“Do we have issues? Absolutely. However, we’re 100% ready to take on the challenge of creating a patient-first dispensary experience and creating standards for product management and testing in the Wild West,” says Wyatt.
Alex Salaman, Marketing Manager of Grow Generation, with operations in both Oklahoma City and Tulsa, concurs with Wyatt.
“I would say that the reason for the boom in the cannabis industry in Oklahoma, is because Medical licenses are easily obtainable. Also, the sale of cannabis will provide tax revenue to the state. The state has no numerical cap on business licenses, and doctors are free to recommend MMJ for any condition they deem appropriate. The lack of restrictions is attracting hundreds of business owners since the program launched in late August. An open cultivation law also allows for more growers driving up the supply of cannabis.
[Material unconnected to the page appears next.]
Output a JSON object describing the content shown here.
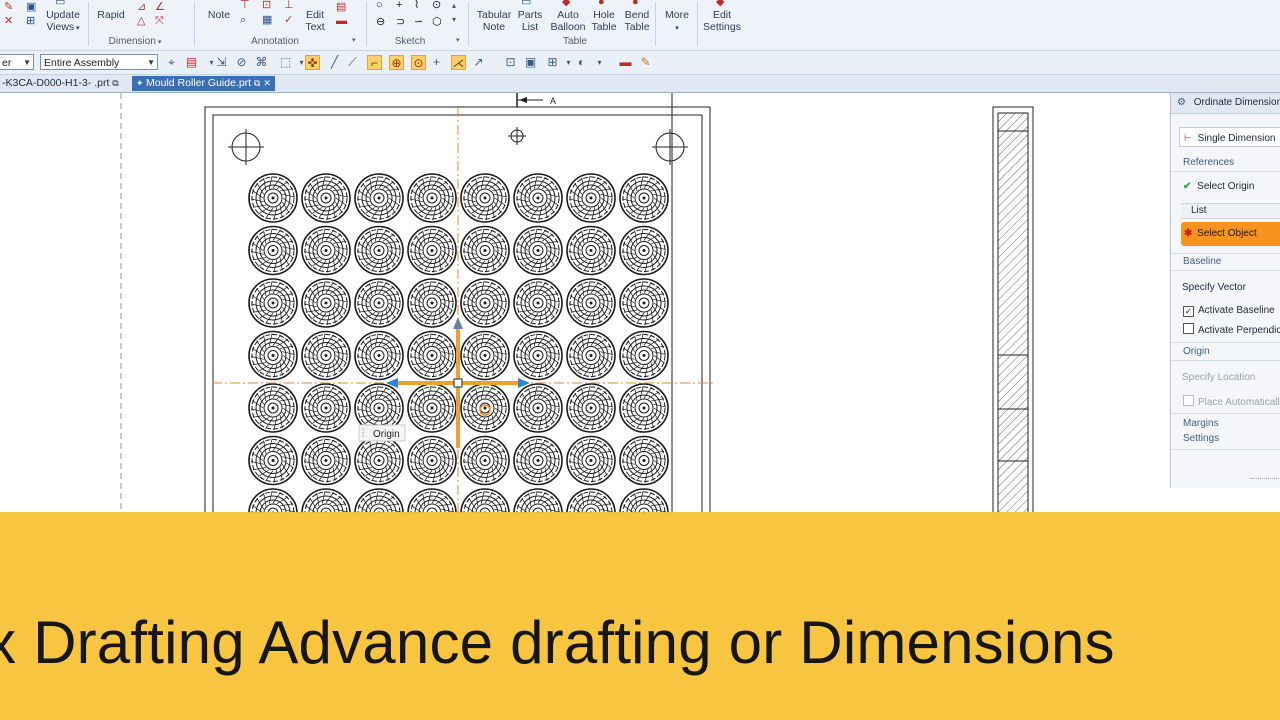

CBD and THC infused products drives up the demand for the product.”
We Shouldn’t Be As Surprised As We Are
“The Oklahoma cannabis boom isn’t as surprising to those of us that live here,” says attorney Matt Stacy, CEO of CannaVibe Inc., a vertically integrated cannabis company based in Oklahoma.
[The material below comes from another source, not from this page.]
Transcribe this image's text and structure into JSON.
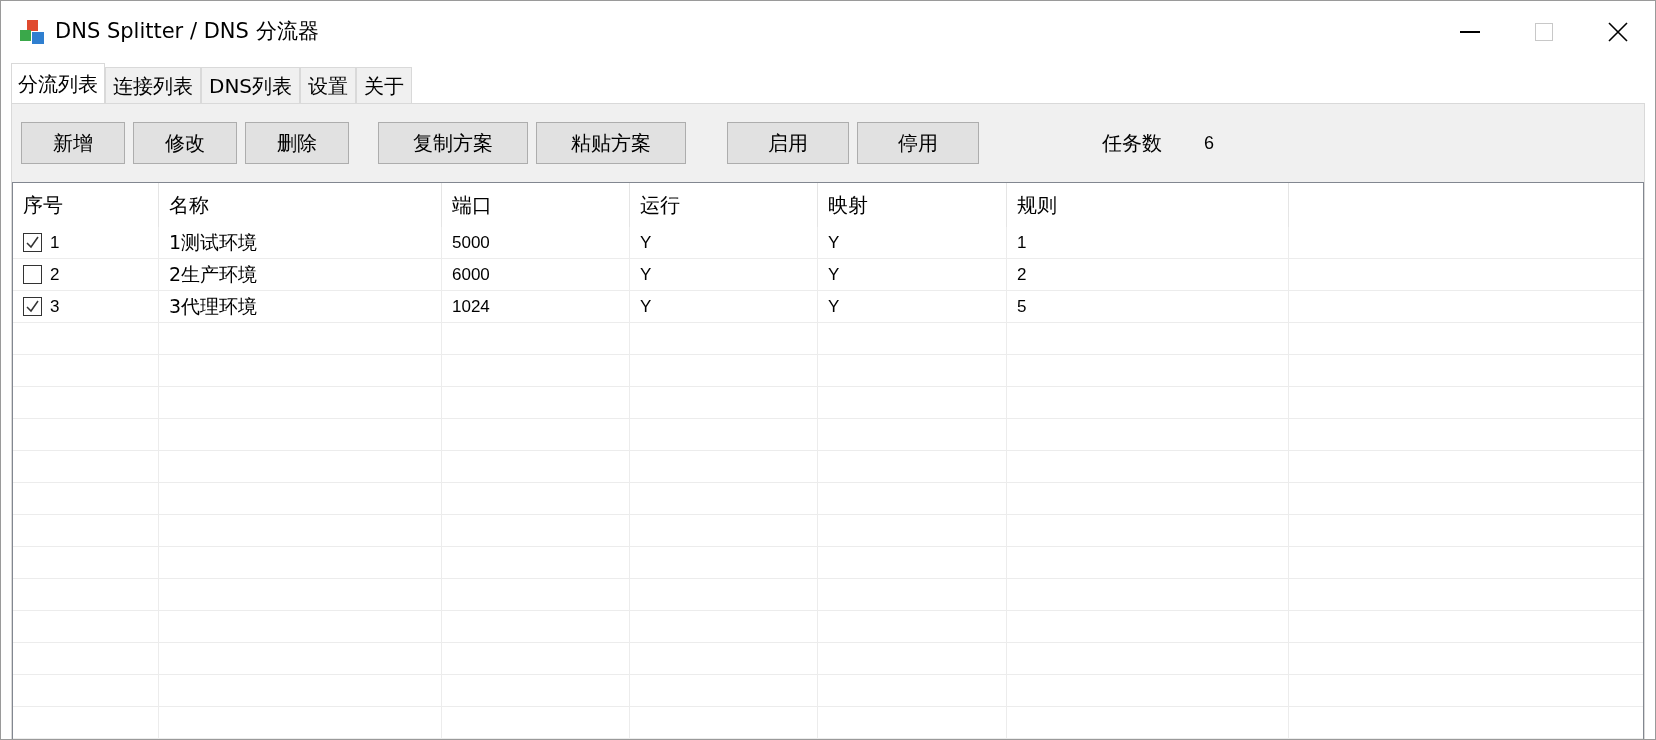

“Oklahomans are strong supporters of agriculture, free market principles, and self-sufficiency. The push for medical marijuana has been ongoing for several years, and the timing of state question 788 legalizing medical marijuana last year was a combination of hard work by trade groups and fortuitous timing. First, the governor decided to place the ballot initiative on a primary election ballot which tends to attract two types of voters: those that regularly vote and those that are motivated by a particular issue to get out and vote.
Second, the previous election cycle saw the passage of several progressive criminal justice reform bills that reduced sentences for the violation of marijuana laws. Oklahomans recognize being number one in the nation for incarceration is not a badge of honor and that we were too harsh on marijuana,” Stacy opines.
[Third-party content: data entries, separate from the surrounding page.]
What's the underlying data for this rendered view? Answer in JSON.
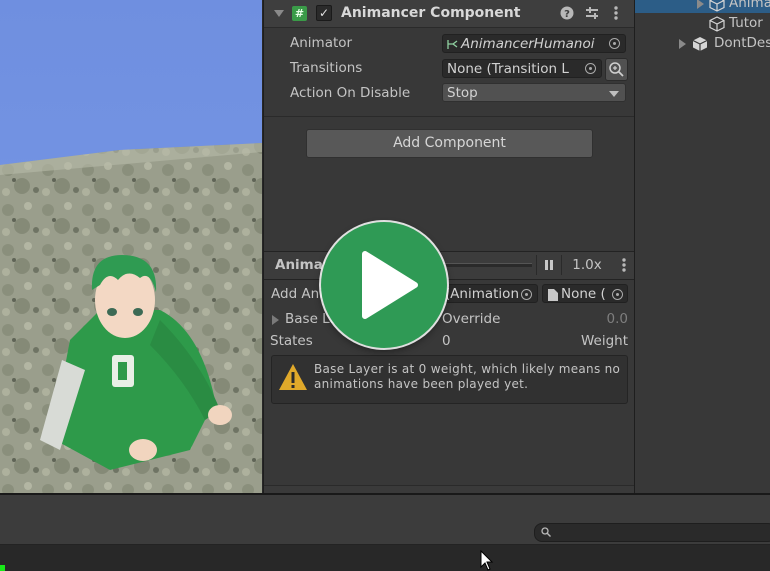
{
  "inspector": {
    "component_title": "Animancer Component",
    "component_icon": "#",
    "enabled_mark": "✓",
    "properties": [
      {
        "label": "Animator",
        "value": "AnimancerHumanoi"
      },
      {
        "label": "Transitions",
        "value": "None (Transition L"
      },
      {
        "label": "Action On Disable",
        "value": "Stop"
      }
    ],
    "add_component_label": "Add Component"
  },
  "animancer_window": {
    "title": "Animancer",
    "speed": "1.0x",
    "add_animation_label": "Add Animation",
    "add_animation_value": "None (Animation",
    "second_field_value": "None (",
    "layer": {
      "name": "Base Layer",
      "mode": "Override",
      "weight": "0.0"
    },
    "states": {
      "label": "States",
      "count": "0",
      "weight_label": "Weight"
    },
    "warning": "Base Layer is at 0 weight, which likely means no animations have been played yet."
  },
  "hierarchy": {
    "items": [
      {
        "label": "Anima"
      },
      {
        "label": "Tutor"
      },
      {
        "label": "DontDes"
      }
    ]
  },
  "colors": {
    "accent_green": "#2f9a55",
    "scene_sky": "#7a9ae6",
    "character_green": "#2e9a4a"
  },
  "icons": [
    "script-icon",
    "checkbox-icon",
    "help-icon",
    "preset-icon",
    "menu-icon",
    "object-picker-icon",
    "search-icon",
    "pause-icon",
    "warning-icon",
    "play-icon",
    "cursor-icon"
  ]
}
“Finally,” says Stacy, “Oklahoma, like the rest of the country is suffering from the opioid crisis and the over-prescribing of narcotics. We see our family members, friends, and neighbors suffering and dying from this epidemic. Almost everyone has a family member, friend, or friend of a friend that has, up to this point, treated nausea during chemotherapy, autism in a child, epilepsy, depression, anxiety, and many other ailments with illegal cannabis and eventually, the people question why this life-changing medicine is illegal.”
It is also essential to understand the spirit of Oklahomans. They are a reliably Republican state, but that doesn’t correlate to being close-minded.
“We see the developing cannabis industry and understand the logistical advantage of being centrally located in the country and the agricultural advantages with incredible soil and good growing conditions. This state strongly supported President Trump, and with the President leaning in favor of some version of national legalization we understand the developing opportunity. Oklahoma will be a national leader in cannabis in the next few years,” Stacy insists.
“Oklahoma is the newest wide-open frontier for legal cannabis. It’s a state that has forced consumers to seek out black market product for years, while longingly watching the progress being made in other states. Now that it’s finally state-legal, Oklahomans are eager to partake in the legitimate shopping experience that dispensaries provide and businesses are more than eager to meet their demand,” says Kyle Sherman, CEO of cannabis compliance and POS software company, Flowhub, which currently has 40 retail clients within the state.
“Additionally, unlike other areas, Oklahoma has not instituted a cap on the number of cannabis business licenses available. So far nearly 900 dispensaries have been approved; evidence that there is less friction for entrepreneurs entering the Oklahoma market,” Sherman says.